## What is expected
Each line below that contains "Untitled" should be counted; give the total alone.

(Records from a data source)
________________
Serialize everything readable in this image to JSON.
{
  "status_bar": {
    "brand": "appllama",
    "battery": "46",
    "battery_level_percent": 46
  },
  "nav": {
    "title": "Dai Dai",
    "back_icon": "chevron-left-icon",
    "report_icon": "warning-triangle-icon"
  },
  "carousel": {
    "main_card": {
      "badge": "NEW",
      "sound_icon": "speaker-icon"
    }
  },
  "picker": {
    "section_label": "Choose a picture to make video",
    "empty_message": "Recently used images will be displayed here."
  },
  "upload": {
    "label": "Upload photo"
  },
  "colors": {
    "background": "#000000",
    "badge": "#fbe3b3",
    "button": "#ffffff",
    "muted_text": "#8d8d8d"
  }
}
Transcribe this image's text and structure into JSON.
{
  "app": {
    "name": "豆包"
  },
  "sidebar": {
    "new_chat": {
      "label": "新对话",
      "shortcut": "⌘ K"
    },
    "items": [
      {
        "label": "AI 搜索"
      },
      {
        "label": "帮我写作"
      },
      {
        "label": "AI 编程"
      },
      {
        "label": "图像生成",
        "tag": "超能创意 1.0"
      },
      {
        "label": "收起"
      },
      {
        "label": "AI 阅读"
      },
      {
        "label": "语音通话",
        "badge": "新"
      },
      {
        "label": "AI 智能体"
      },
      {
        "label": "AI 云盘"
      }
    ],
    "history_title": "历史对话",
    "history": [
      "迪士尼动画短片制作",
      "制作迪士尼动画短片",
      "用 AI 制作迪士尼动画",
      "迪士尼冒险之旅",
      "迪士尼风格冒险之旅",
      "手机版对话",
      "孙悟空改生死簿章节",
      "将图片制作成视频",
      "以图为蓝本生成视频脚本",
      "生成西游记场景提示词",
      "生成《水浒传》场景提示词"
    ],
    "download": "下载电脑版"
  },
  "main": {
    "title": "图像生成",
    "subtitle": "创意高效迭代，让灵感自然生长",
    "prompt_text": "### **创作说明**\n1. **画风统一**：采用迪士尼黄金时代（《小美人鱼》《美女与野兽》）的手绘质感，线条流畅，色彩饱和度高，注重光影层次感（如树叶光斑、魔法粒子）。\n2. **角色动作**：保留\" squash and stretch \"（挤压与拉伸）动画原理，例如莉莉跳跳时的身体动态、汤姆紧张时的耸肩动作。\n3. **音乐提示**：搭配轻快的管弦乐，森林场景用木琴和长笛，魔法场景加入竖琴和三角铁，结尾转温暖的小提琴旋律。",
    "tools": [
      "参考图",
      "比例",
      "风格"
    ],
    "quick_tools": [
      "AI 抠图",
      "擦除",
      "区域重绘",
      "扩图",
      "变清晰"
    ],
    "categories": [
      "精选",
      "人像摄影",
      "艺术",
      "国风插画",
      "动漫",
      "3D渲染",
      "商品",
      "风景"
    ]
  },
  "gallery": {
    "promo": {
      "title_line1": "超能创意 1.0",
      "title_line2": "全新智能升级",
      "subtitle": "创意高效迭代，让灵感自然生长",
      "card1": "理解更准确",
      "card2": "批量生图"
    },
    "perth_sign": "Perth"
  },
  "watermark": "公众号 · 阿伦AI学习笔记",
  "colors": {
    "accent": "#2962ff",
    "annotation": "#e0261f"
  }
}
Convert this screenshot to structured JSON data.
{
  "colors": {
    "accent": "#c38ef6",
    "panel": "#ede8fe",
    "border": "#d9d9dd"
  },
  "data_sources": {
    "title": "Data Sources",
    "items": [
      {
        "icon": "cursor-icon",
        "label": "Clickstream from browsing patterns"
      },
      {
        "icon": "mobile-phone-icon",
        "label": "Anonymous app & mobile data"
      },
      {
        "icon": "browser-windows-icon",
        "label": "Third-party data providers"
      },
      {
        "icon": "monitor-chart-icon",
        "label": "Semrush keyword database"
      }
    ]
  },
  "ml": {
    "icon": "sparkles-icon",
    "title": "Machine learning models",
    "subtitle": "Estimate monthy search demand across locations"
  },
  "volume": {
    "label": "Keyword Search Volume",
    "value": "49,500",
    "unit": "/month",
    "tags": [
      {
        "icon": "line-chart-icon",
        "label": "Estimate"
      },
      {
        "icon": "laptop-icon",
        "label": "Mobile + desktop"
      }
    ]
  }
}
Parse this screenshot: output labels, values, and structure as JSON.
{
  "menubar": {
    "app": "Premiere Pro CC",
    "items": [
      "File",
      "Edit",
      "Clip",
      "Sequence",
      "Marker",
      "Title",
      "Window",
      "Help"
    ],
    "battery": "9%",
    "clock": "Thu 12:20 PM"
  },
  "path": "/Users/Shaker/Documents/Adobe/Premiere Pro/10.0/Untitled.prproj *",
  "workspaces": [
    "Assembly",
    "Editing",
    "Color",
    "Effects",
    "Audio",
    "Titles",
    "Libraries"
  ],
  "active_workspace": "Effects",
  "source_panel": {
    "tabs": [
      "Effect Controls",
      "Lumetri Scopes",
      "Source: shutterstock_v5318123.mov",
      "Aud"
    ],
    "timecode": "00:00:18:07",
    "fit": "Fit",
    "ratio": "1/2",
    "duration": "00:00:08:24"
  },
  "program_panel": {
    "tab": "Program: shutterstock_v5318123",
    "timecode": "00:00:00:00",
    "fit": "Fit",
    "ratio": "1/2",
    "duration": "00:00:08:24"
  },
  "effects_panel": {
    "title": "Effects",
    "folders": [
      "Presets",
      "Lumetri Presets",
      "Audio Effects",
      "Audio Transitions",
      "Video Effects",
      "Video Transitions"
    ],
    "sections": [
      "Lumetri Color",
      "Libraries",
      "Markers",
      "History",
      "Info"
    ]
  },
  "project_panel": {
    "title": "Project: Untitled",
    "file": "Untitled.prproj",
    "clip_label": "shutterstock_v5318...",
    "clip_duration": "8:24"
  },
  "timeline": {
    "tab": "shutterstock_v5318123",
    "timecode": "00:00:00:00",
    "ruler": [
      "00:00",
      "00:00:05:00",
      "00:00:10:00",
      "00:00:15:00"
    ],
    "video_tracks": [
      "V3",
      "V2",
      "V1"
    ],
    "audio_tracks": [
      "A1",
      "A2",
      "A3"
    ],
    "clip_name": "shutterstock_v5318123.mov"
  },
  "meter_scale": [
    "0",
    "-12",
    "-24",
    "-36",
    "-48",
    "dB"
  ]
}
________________
## Solution below
3